A PLC Replacement

I was recently asked by a client to design a PLC replacement for their food package inspection system. These systems use cameras to view the package label and then use an image processing system to check various times on the labels including the overall condition, product name, dates, batch numbers etc.


The client makes two types of systems, a manual stand alone system and an inline system. Both systems use a powerful image processing system to check the various label properties.

The inline system becomes part of the end users production line and uses a system of multiple cameras, conveyors and reject mechanisms to inspect and control the flow of products through the system. Traditionally the system used a PLC to control the inspection systems and communicate with the other systems on the line.

With all the various options available on the system the PLC code had become very complex and was becoming difficult to maintain especially as new systems required more and different functionality. The current PLC had reached the limitations of its capabilities and an alternative was required.


The hardware specification was reasonably loose but there where a number of important requirements.


  • All I/O needs to be optically isolated.
  • Output to be a mixture of PNP 24V 2A and solid state relays.
  • A 24V Quadrature encoder input.
  • Removable and re-wirable connectors, played out in a logical way.
  • USB and RS232 interfaces.
  • Remotely upgradable firmware.
  • Small footprint.
  • LEDs on all I/O.
  • Onboard configuration storage.
  • A 0-10V analogue output (does not need to be isolated).
  • Two 24V PWM outputs.
  • Expandable.
  • Flexible enough for sale on the open market.
  • Low cost.
  • To include a small batch of boards for testing/development.


  • To prove the functionality of the board.
  • To communicate with the PC via the RS232 and/or USB port.
  • To provide camera triggers based on the encoder and input trigger.
  • A basic PC based configuration and test utility.
  • A set of library calls to configure and use all the board peripherals.
  • To be remotely upgradable.


A suitable microcontroller was chosen, a 16 bit PIC24 from Microchip. This device has multiple coms ports, SPI, I2C along with enough I/O for the required functions. Next on the list were the various interface connectors, due to the requirements these turned out to be one of the most costly parts as well as the largest. Suitable output drivers were chosen along with OPTO coupled devices that could handle the high frequency of the encoder and PWM outputs.

The circuit was designed and along with a few other parts the board was ready to be designed. The various connectors and required layout dictated the overall size of the board, it was a little larger than the original spec but convenience of installation and maintenance was chosen over size (it was still smaller than the existing PLC/Distribution board option).

The build was approved by the client.

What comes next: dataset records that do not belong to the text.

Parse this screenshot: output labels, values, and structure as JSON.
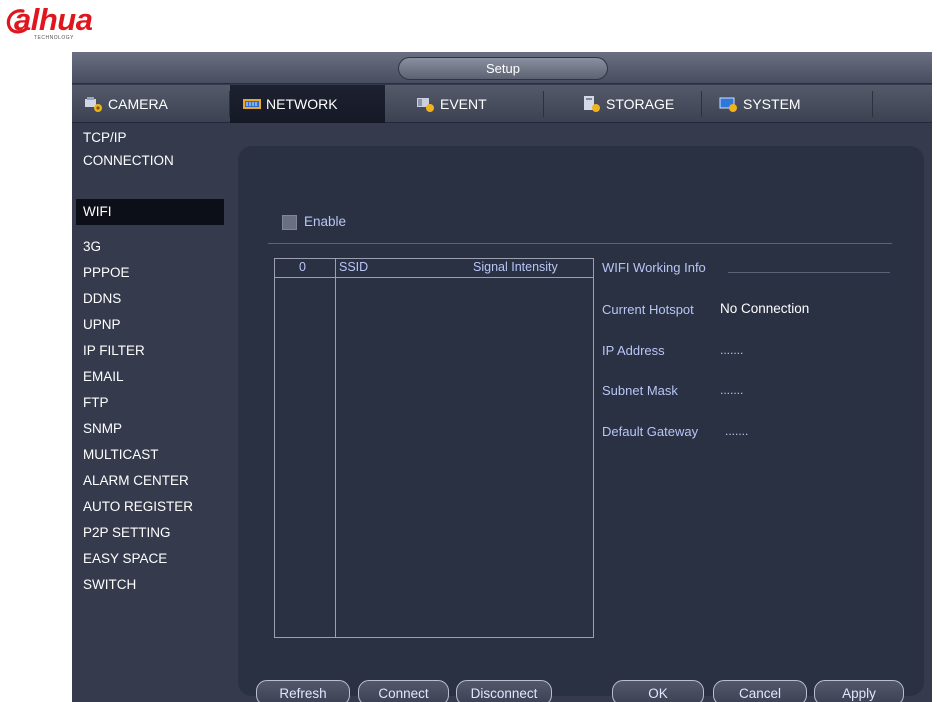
{
  "brand": {
    "name": "alhua",
    "tagline": "TECHNOLOGY",
    "color": "#e0161f"
  },
  "window": {
    "title": "Setup"
  },
  "tabs": [
    {
      "label": "CAMERA",
      "icon": "camera-icon",
      "active": false
    },
    {
      "label": "NETWORK",
      "icon": "network-icon",
      "active": true
    },
    {
      "label": "EVENT",
      "icon": "event-icon",
      "active": false
    },
    {
      "label": "STORAGE",
      "icon": "storage-icon",
      "active": false
    },
    {
      "label": "SYSTEM",
      "icon": "system-icon",
      "active": false
    }
  ],
  "sidebar": {
    "active": "WIFI",
    "items": [
      "TCP/IP",
      "CONNECTION",
      "WIFI",
      "3G",
      "PPPOE",
      "DDNS",
      "UPNP",
      "IP FILTER",
      "EMAIL",
      "FTP",
      "SNMP",
      "MULTICAST",
      "ALARM CENTER",
      "AUTO REGISTER",
      "P2P SETTING",
      "EASY SPACE",
      "SWITCH"
    ]
  },
  "wifi": {
    "enable_label": "Enable",
    "enabled": false,
    "list": {
      "columns": {
        "index": "0",
        "ssid": "SSID",
        "signal": "Signal Intensity"
      },
      "rows": []
    },
    "info": {
      "title": "WIFI Working Info",
      "current_hotspot_label": "Current Hotspot",
      "current_hotspot_value": "No Connection",
      "ip_address_label": "IP Address",
      "ip_address_value": ".......",
      "subnet_mask_label": "Subnet Mask",
      "subnet_mask_value": ".......",
      "default_gateway_label": "Default Gateway",
      "default_gateway_value": "......."
    }
  },
  "buttons": {
    "refresh": "Refresh",
    "connect": "Connect",
    "disconnect": "Disconnect",
    "ok": "OK",
    "cancel": "Cancel",
    "apply": "Apply"
  },
  "colors": {
    "background": "#353b4d",
    "panel": "#2a3143",
    "label_text": "#b8c6f5",
    "value_text": "#ffffff",
    "selected_item": "#0c0f18"
  }
}
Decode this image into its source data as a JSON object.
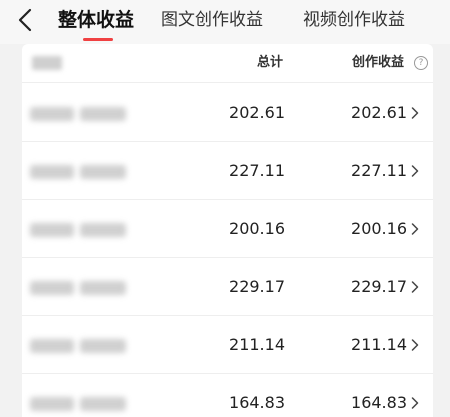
{
  "header": {
    "tabs": [
      {
        "label": "整体收益",
        "active": true
      },
      {
        "label": "图文创作收益",
        "active": false
      },
      {
        "label": "视频创作收益",
        "active": false
      }
    ],
    "accent_color": "#f04142",
    "back_icon": "chevron-left-icon"
  },
  "table": {
    "columns": {
      "total": "总计",
      "income": "创作收益"
    },
    "help_icon": "question-circle-icon",
    "help_glyph": "?",
    "rows": [
      {
        "total": "202.61",
        "income": "202.61"
      },
      {
        "total": "227.11",
        "income": "227.11"
      },
      {
        "total": "200.16",
        "income": "200.16"
      },
      {
        "total": "229.17",
        "income": "229.17"
      },
      {
        "total": "211.14",
        "income": "211.14"
      },
      {
        "total": "164.83",
        "income": "164.83"
      }
    ]
  }
}
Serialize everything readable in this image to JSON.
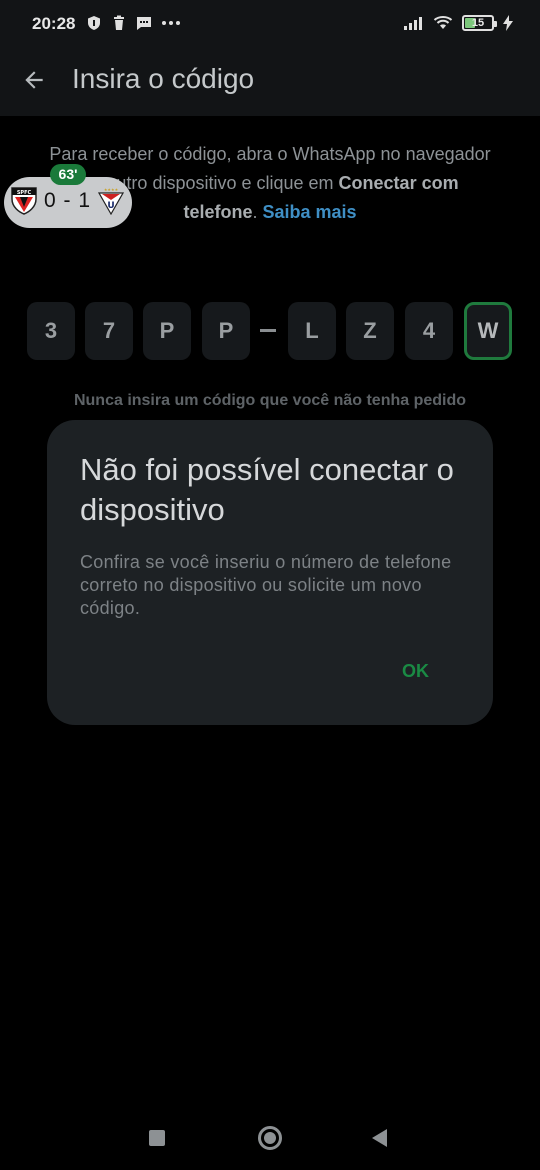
{
  "status_bar": {
    "time": "20:28",
    "battery_level": "15",
    "icons_left": [
      "shield-notification-icon",
      "trash-icon",
      "message-icon",
      "more-dots-icon"
    ],
    "icons_right": [
      "signal-icon",
      "wifi-icon",
      "battery-icon",
      "charging-bolt-icon"
    ]
  },
  "app_bar": {
    "back_icon": "arrow-left-icon",
    "title": "Insira o código"
  },
  "instructions": {
    "text_part1": "Para receber o código, abra o WhatsApp no navegador",
    "text_part2_hidden": "no outro dispositivo e clique em ",
    "bold": "Conectar com",
    "bold2": "telefone",
    "after_bold": ". ",
    "link": "Saiba mais"
  },
  "score_widget": {
    "minute": "63'",
    "score": "0 - 1",
    "home_team_crest": "spfc-crest",
    "home_team_abbr": "SPFC",
    "away_team_crest": "ldu-crest",
    "away_team_abbr": "U"
  },
  "code": {
    "chars": [
      "3",
      "7",
      "P",
      "P",
      "L",
      "Z",
      "4",
      "W"
    ],
    "active_index": 7
  },
  "warning": "Nunca insira um código que você não tenha pedido",
  "dialog": {
    "title": "Não foi possível conectar o dispositivo",
    "body": "Confira se você inseriu o número de telefone correto no dispositivo ou solicite um novo código.",
    "ok_label": "OK"
  },
  "colors": {
    "accent_green": "#1a8a44",
    "link_blue": "#3f8fc5",
    "dialog_bg": "#1d2124"
  }
}
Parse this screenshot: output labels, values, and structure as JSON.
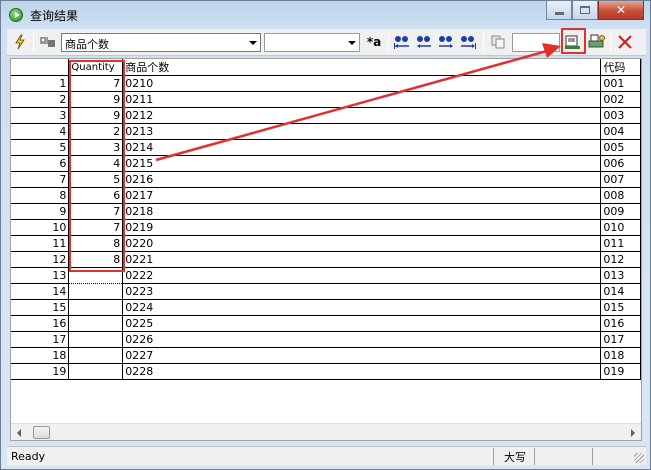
{
  "window": {
    "title": "查询结果"
  },
  "toolbar": {
    "field_combo_value": "商品个数",
    "filter_combo_value": "",
    "search_input_value": "",
    "regex_label": "*a"
  },
  "grid": {
    "columns": [
      "",
      "Quantity",
      "商品个数",
      "代码"
    ],
    "rows": [
      {
        "n": "1",
        "qty": "7",
        "code": "0210",
        "extra": "001"
      },
      {
        "n": "2",
        "qty": "9",
        "code": "0211",
        "extra": "002"
      },
      {
        "n": "3",
        "qty": "9",
        "code": "0212",
        "extra": "003"
      },
      {
        "n": "4",
        "qty": "2",
        "code": "0213",
        "extra": "004"
      },
      {
        "n": "5",
        "qty": "3",
        "code": "0214",
        "extra": "005"
      },
      {
        "n": "6",
        "qty": "4",
        "code": "0215",
        "extra": "006"
      },
      {
        "n": "7",
        "qty": "5",
        "code": "0216",
        "extra": "007"
      },
      {
        "n": "8",
        "qty": "6",
        "code": "0217",
        "extra": "008"
      },
      {
        "n": "9",
        "qty": "7",
        "code": "0218",
        "extra": "009"
      },
      {
        "n": "10",
        "qty": "7",
        "code": "0219",
        "extra": "010"
      },
      {
        "n": "11",
        "qty": "8",
        "code": "0220",
        "extra": "011"
      },
      {
        "n": "12",
        "qty": "8",
        "code": "0221",
        "extra": "012"
      },
      {
        "n": "13",
        "qty": "",
        "code": "0222",
        "extra": "013"
      },
      {
        "n": "14",
        "qty": "",
        "code": "0223",
        "extra": "014"
      },
      {
        "n": "15",
        "qty": "",
        "code": "0224",
        "extra": "015"
      },
      {
        "n": "16",
        "qty": "",
        "code": "0225",
        "extra": "016"
      },
      {
        "n": "17",
        "qty": "",
        "code": "0226",
        "extra": "017"
      },
      {
        "n": "18",
        "qty": "",
        "code": "0227",
        "extra": "018"
      },
      {
        "n": "19",
        "qty": "",
        "code": "0228",
        "extra": "019"
      }
    ]
  },
  "statusbar": {
    "status": "Ready",
    "caps": "大写"
  },
  "colors": {
    "highlight": "#e03030",
    "binoculars": "#1c3faa"
  }
}
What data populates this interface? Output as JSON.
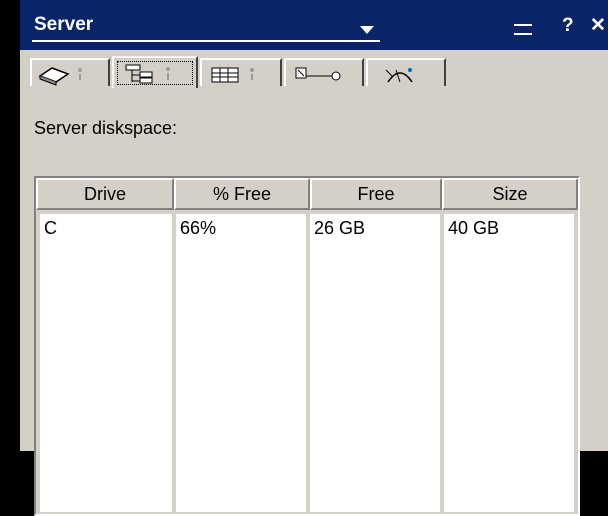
{
  "window": {
    "title": "Server",
    "menu_icon": "minimize-bar-icon",
    "help_label": "?",
    "close_label": "✕"
  },
  "tabs": [
    {
      "icon": "disk-icon"
    },
    {
      "icon": "tree-icon"
    },
    {
      "icon": "grid-icon"
    },
    {
      "icon": "network-icon"
    },
    {
      "icon": "gauge-icon"
    }
  ],
  "content": {
    "label": "Server diskspace:"
  },
  "table": {
    "headers": [
      "Drive",
      "% Free",
      "Free",
      "Size"
    ],
    "rows": [
      [
        "C",
        "66%",
        "26 GB",
        "40 GB"
      ]
    ]
  }
}
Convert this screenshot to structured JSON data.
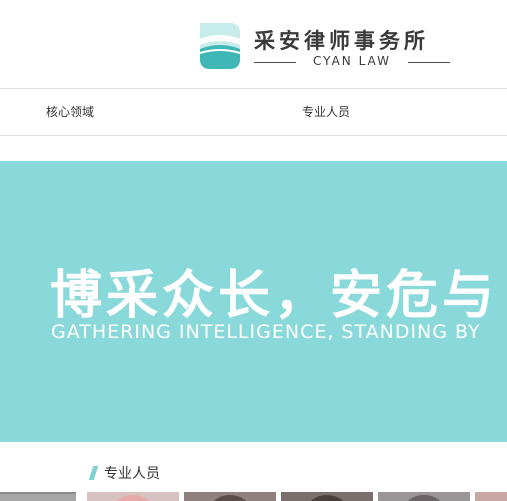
{
  "logo": {
    "name_cn": "采安律师事务所",
    "name_en": "CYAN LAW",
    "colors": {
      "mark_light": "#c8ebeb",
      "mark_dark": "#3fb7b6"
    }
  },
  "nav": {
    "items": [
      {
        "label": "核心领域"
      },
      {
        "label": "专业人员"
      }
    ]
  },
  "banner": {
    "title_cn": "博采众长，安危与",
    "title_en": "GATHERING INTELLIGENCE, STANDING BY",
    "background": "#89d8da"
  },
  "section": {
    "title": "专业人员",
    "accent": "#7fd2d4"
  }
}
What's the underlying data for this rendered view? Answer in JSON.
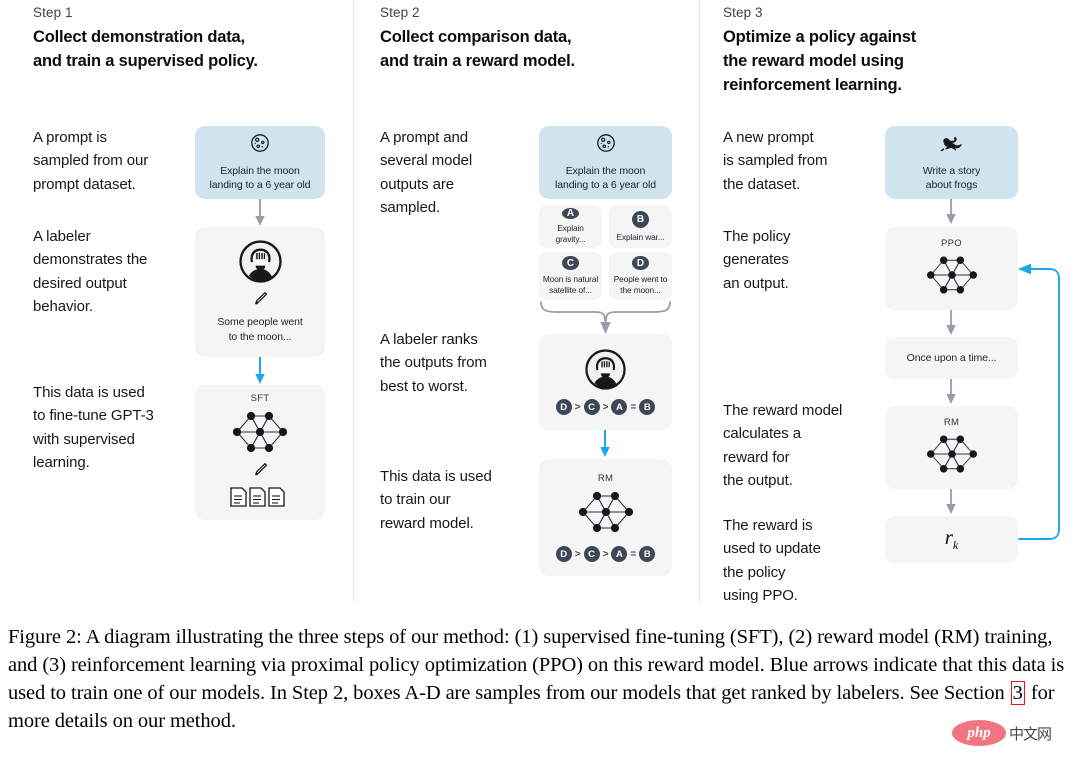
{
  "figure": {
    "caption_pre": "Figure 2: A diagram illustrating the three steps of our method: (1) supervised fine-tuning (SFT), (2) reward model (RM) training, and (3) reinforcement learning via proximal policy optimization (PPO) on this reward model. Blue arrows indicate that this data is used to train one of our models. In Step 2, boxes A-D are samples from our models that get ranked by labelers. See Section",
    "caption_link": "3",
    "caption_post": "for more details on our method."
  },
  "colors": {
    "prompt_box_blue": "#cfe4ef",
    "neutral_box_gray": "#f5f5f5",
    "train_arrow_blue": "#1aa7f0",
    "flow_arrow_gray": "#9a9aa8",
    "badge_navy": "#3f4757",
    "divider_gray": "#e8e8e8",
    "section_link_red": "#e8121a"
  },
  "steps": [
    {
      "label": "Step 1",
      "title": "Collect demonstration data,\nand train a supervised policy.",
      "descriptions": [
        "A prompt is\nsampled from our\nprompt dataset.",
        "A labeler\ndemonstrates the\ndesired output\nbehavior.",
        "This data is used\nto fine-tune GPT-3\nwith supervised\nlearning."
      ],
      "nodes": [
        {
          "name": "prompt-box",
          "icon": "moon-icon",
          "text": "Explain the moon\nlanding to a 6 year old",
          "style": "blue"
        },
        {
          "name": "labeler-box",
          "icon": "labeler-person-icon",
          "secondary_icon": "pencil-icon",
          "text": "Some people went\nto the moon...",
          "style": "gray"
        },
        {
          "name": "sft-model-box",
          "caption": "SFT",
          "icon": "neural-network-icon",
          "secondary_icon": "pencil-icon",
          "tertiary_icon": "documents-icon",
          "style": "gray"
        }
      ]
    },
    {
      "label": "Step 2",
      "title": "Collect comparison data,\nand train a reward model.",
      "descriptions": [
        "A prompt and\nseveral model\noutputs are\nsampled.",
        "A labeler ranks\nthe outputs from\nbest to worst.",
        "This data is used\nto train our\nreward model."
      ],
      "prompt": {
        "icon": "moon-icon",
        "text": "Explain the moon\nlanding to a 6 year old"
      },
      "samples": [
        {
          "badge": "A",
          "text": "Explain gravity..."
        },
        {
          "badge": "B",
          "text": "Explain war..."
        },
        {
          "badge": "C",
          "text": "Moon is natural\nsatellite of..."
        },
        {
          "badge": "D",
          "text": "People went to\nthe moon..."
        }
      ],
      "ranking": [
        "D",
        ">",
        "C",
        ">",
        "A",
        "=",
        "B"
      ],
      "rm_caption": "RM"
    },
    {
      "label": "Step 3",
      "title": "Optimize a policy against\nthe reward model using\nreinforcement learning.",
      "descriptions": [
        "A new prompt\nis sampled from\nthe dataset.",
        "The policy\ngenerates\nan output.",
        "The reward model\ncalculates a\nreward for\nthe output.",
        "The reward is\nused to update\nthe policy\nusing PPO."
      ],
      "nodes": [
        {
          "name": "new-prompt-box",
          "icon": "frog-icon",
          "text": "Write a story\nabout frogs",
          "style": "blue"
        },
        {
          "name": "ppo-policy-box",
          "caption": "PPO",
          "icon": "neural-network-icon",
          "style": "gray"
        },
        {
          "name": "generated-output-box",
          "text": "Once upon a time...",
          "style": "gray"
        },
        {
          "name": "reward-model-box",
          "caption": "RM",
          "icon": "neural-network-icon",
          "style": "gray"
        },
        {
          "name": "reward-value-box",
          "value": "r",
          "subscript": "k",
          "style": "gray"
        }
      ]
    }
  ],
  "watermark": {
    "logo_text": "php",
    "cn_text": "中文网"
  }
}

Due to the time taken to produce PCBs at a sensible cost the decision was made to produce all the boards at once instead of an initial prototype and then the small production. One of the boards was used to produce the prototype, write the software and prove. This was done, and with the exception of a couple of resistor values on the high speed signals all worked first time – yay!

The rest of the boards were populated, tested and delivered to the client.


MPLABX was used to write the software. As the client wanted to further develop the firmware themselves the cost of the development environment is important. Microchip offer MPLAB at various levels, the first being free! The various paid levels introduce better optimisation levels, I’ve never needed to use anything but the basic package.

The software was written to the required specification. When idle the loop time was 63.5 micro-seconds, this increased by around 50% when working and tracking parts through the system. The original PLC had a cycle time of several milli-seconds so this is a significant improvement.


With the exception of a small footprint all the requirements where met. Despite using surface mount components where possible the board was larger than I hoped, this was largely due to the connectors used and to maintain a sensible LED layout.

The prototype was fitted to the test machine and with the exception of a couple of inverted inputs and outputs worked OK.

A number of prototypes were manufactured and shipped to the client, they are now integrating it fully into there system, both hardware and software.

The next step is to have the boards manufactured by a PCB assembly company.